* TASK DETAILS: Copy out all of the data below with no alterations.

--- MATERIAL PROVIDED Enclosed Below ---

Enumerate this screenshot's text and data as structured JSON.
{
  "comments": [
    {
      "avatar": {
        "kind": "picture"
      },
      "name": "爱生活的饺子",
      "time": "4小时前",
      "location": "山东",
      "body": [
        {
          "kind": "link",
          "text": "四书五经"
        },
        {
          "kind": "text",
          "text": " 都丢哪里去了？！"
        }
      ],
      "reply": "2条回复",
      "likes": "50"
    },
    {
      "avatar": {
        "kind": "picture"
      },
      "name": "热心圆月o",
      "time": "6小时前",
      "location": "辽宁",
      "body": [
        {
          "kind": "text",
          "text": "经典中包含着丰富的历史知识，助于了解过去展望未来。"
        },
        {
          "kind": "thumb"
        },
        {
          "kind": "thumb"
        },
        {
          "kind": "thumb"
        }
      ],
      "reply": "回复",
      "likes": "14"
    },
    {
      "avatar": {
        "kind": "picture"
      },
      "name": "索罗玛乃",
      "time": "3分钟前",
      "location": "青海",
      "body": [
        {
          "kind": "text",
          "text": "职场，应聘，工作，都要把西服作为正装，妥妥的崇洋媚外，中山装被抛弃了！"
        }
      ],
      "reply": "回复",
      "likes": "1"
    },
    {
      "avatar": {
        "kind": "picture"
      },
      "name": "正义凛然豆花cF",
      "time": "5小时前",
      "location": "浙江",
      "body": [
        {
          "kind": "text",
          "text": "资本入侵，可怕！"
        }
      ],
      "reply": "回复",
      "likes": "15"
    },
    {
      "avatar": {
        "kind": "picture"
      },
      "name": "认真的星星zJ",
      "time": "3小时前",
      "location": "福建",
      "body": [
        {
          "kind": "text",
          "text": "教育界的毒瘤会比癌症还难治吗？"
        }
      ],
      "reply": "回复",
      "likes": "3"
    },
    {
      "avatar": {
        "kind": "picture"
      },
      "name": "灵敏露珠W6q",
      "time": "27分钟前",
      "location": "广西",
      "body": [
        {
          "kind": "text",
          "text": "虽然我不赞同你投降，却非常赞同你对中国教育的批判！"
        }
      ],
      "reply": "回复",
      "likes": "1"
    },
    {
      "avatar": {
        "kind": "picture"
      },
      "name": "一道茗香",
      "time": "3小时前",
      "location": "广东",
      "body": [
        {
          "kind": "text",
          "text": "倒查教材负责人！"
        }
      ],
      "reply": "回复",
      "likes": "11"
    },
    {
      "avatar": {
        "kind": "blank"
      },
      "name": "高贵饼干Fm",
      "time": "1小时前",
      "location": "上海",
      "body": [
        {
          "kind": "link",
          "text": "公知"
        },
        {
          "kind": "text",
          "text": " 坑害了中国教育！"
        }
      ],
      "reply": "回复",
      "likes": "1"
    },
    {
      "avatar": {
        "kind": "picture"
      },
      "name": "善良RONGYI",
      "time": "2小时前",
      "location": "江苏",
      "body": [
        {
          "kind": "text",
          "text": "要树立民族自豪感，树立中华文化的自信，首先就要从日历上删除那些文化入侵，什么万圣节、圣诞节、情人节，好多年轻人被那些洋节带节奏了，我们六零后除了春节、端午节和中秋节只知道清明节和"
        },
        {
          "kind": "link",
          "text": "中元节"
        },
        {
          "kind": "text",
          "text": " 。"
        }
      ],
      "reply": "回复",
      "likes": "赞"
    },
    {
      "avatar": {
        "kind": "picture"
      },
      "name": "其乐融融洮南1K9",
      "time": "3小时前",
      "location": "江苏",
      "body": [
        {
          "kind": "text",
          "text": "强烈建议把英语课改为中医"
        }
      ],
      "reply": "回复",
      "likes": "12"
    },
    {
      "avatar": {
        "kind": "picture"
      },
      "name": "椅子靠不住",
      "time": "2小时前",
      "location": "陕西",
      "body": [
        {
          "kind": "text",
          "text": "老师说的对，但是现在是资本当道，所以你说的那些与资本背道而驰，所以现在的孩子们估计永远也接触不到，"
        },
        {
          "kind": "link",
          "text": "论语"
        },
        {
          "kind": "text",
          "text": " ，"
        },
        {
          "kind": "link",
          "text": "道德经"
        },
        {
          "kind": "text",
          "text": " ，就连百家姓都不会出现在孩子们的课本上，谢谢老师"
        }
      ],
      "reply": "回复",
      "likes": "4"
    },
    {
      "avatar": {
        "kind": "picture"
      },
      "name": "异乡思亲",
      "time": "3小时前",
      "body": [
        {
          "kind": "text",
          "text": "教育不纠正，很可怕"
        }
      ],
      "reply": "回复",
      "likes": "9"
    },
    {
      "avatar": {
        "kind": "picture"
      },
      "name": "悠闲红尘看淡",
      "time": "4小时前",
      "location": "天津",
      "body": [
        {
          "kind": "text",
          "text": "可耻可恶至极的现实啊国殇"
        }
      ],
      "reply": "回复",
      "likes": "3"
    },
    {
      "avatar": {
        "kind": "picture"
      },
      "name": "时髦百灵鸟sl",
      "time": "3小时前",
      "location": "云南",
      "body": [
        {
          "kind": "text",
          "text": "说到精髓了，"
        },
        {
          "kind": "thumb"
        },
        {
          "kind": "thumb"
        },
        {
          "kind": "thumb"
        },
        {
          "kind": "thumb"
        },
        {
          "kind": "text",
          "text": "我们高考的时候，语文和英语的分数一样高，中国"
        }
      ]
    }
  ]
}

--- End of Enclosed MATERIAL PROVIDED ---

* SOLUTION:
Enumerate this screenshot's text and data as structured JSON.
{
  "comments": [
    {
      "avatar": {
        "kind": "picture"
      },
      "name": "爱生活的饺子",
      "time": "4小时前",
      "location": "山东",
      "body": [
        {
          "kind": "link",
          "text": "四书五经"
        },
        {
          "kind": "text",
          "text": " 都丢哪里去了？！"
        }
      ],
      "reply": "2条回复",
      "likes": "50"
    },
    {
      "avatar": {
        "kind": "picture"
      },
      "name": "热心圆月o",
      "time": "6小时前",
      "location": "辽宁",
      "body": [
        {
          "kind": "text",
          "text": "经典中包含着丰富的历史知识，助于了解过去展望未来。"
        },
        {
          "kind": "thumb"
        },
        {
          "kind": "thumb"
        },
        {
          "kind": "thumb"
        }
      ],
      "reply": "回复",
      "likes": "14"
    },
    {
      "avatar": {
        "kind": "picture"
      },
      "name": "索罗玛乃",
      "time": "3分钟前",
      "location": "青海",
      "body": [
        {
          "kind": "text",
          "text": "职场，应聘，工作，都要把西服作为正装，妥妥的崇洋媚外，中山装被抛弃了！"
        }
      ],
      "reply": "回复",
      "likes": "1"
    },
    {
      "avatar": {
        "kind": "picture"
      },
      "name": "正义凛然豆花cF",
      "time": "5小时前",
      "location": "浙江",
      "body": [
        {
          "kind": "text",
          "text": "资本入侵，可怕！"
        }
      ],
      "reply": "回复",
      "likes": "15"
    },
    {
      "avatar": {
        "kind": "picture"
      },
      "name": "认真的星星zJ",
      "time": "3小时前",
      "location": "福建",
      "body": [
        {
          "kind": "text",
          "text": "教育界的毒瘤会比癌症还难治吗？"
        }
      ],
      "reply": "回复",
      "likes": "3"
    },
    {
      "avatar": {
        "kind": "picture"
      },
      "name": "灵敏露珠W6q",
      "time": "27分钟前",
      "location": "广西",
      "body": [
        {
          "kind": "text",
          "text": "虽然我不赞同你投降，却非常赞同你对中国教育的批判！"
        }
      ],
      "reply": "回复",
      "likes": "1"
    },
    {
      "avatar": {
        "kind": "picture"
      },
      "name": "一道茗香",
      "time": "3小时前",
      "location": "广东",
      "body": [
        {
          "kind": "text",
          "text": "倒查教材负责人！"
        }
      ],
      "reply": "回复",
      "likes": "11"
    },
    {
      "avatar": {
        "kind": "blank"
      },
      "name": "高贵饼干Fm",
      "time": "1小时前",
      "location": "上海",
      "body": [
        {
          "kind": "link",
          "text": "公知"
        },
        {
          "kind": "text",
          "text": " 坑害了中国教育！"
        }
      ],
      "reply": "回复",
      "likes": "1"
    },
    {
      "avatar": {
        "kind": "picture"
      },
      "name": "善良RONGYI",
      "time": "2小时前",
      "location": "江苏",
      "body": [
        {
          "kind": "text",
          "text": "要树立民族自豪感，树立中华文化的自信，首先就要从日历上删除那些文化入侵，什么万圣节、圣诞节、情人节，好多年轻人被那些洋节带节奏了，我们六零后除了春节、端午节和中秋节只知道清明节和"
        },
        {
          "kind": "link",
          "text": "中元节"
        },
        {
          "kind": "text",
          "text": " 。"
        }
      ],
      "reply": "回复",
      "likes": "赞"
    },
    {
      "avatar": {
        "kind": "picture"
      },
      "name": "其乐融融洮南1K9",
      "time": "3小时前",
      "location": "江苏",
      "body": [
        {
          "kind": "text",
          "text": "强烈建议把英语课改为中医"
        }
      ],
      "reply": "回复",
      "likes": "12"
    },
    {
      "avatar": {
        "kind": "picture"
      },
      "name": "椅子靠不住",
      "time": "2小时前",
      "location": "陕西",
      "body": [
        {
          "kind": "text",
          "text": "老师说的对，但是现在是资本当道，所以你说的那些与资本背道而驰，所以现在的孩子们估计永远也接触不到，"
        },
        {
          "kind": "link",
          "text": "论语"
        },
        {
          "kind": "text",
          "text": " ，"
        },
        {
          "kind": "link",
          "text": "道德经"
        },
        {
          "kind": "text",
          "text": " ，就连百家姓都不会出现在孩子们的课本上，谢谢老师"
        }
      ],
      "reply": "回复",
      "likes": "4"
    },
    {
      "avatar": {
        "kind": "picture"
      },
      "name": "异乡思亲",
      "time": "3小时前",
      "body": [
        {
          "kind": "text",
          "text": "教育不纠正，很可怕"
        }
      ],
      "reply": "回复",
      "likes": "9"
    },
    {
      "avatar": {
        "kind": "picture"
      },
      "name": "悠闲红尘看淡",
      "time": "4小时前",
      "location": "天津",
      "body": [
        {
          "kind": "text",
          "text": "可耻可恶至极的现实啊国殇"
        }
      ],
      "reply": "回复",
      "likes": "3"
    },
    {
      "avatar": {
        "kind": "picture"
      },
      "name": "时髦百灵鸟sl",
      "time": "3小时前",
      "location": "云南",
      "body": [
        {
          "kind": "text",
          "text": "说到精髓了，"
        },
        {
          "kind": "thumb"
        },
        {
          "kind": "thumb"
        },
        {
          "kind": "thumb"
        },
        {
          "kind": "thumb"
        },
        {
          "kind": "text",
          "text": "我们高考的时候，语文和英语的分数一样高，中国"
        }
      ]
    }
  ]
}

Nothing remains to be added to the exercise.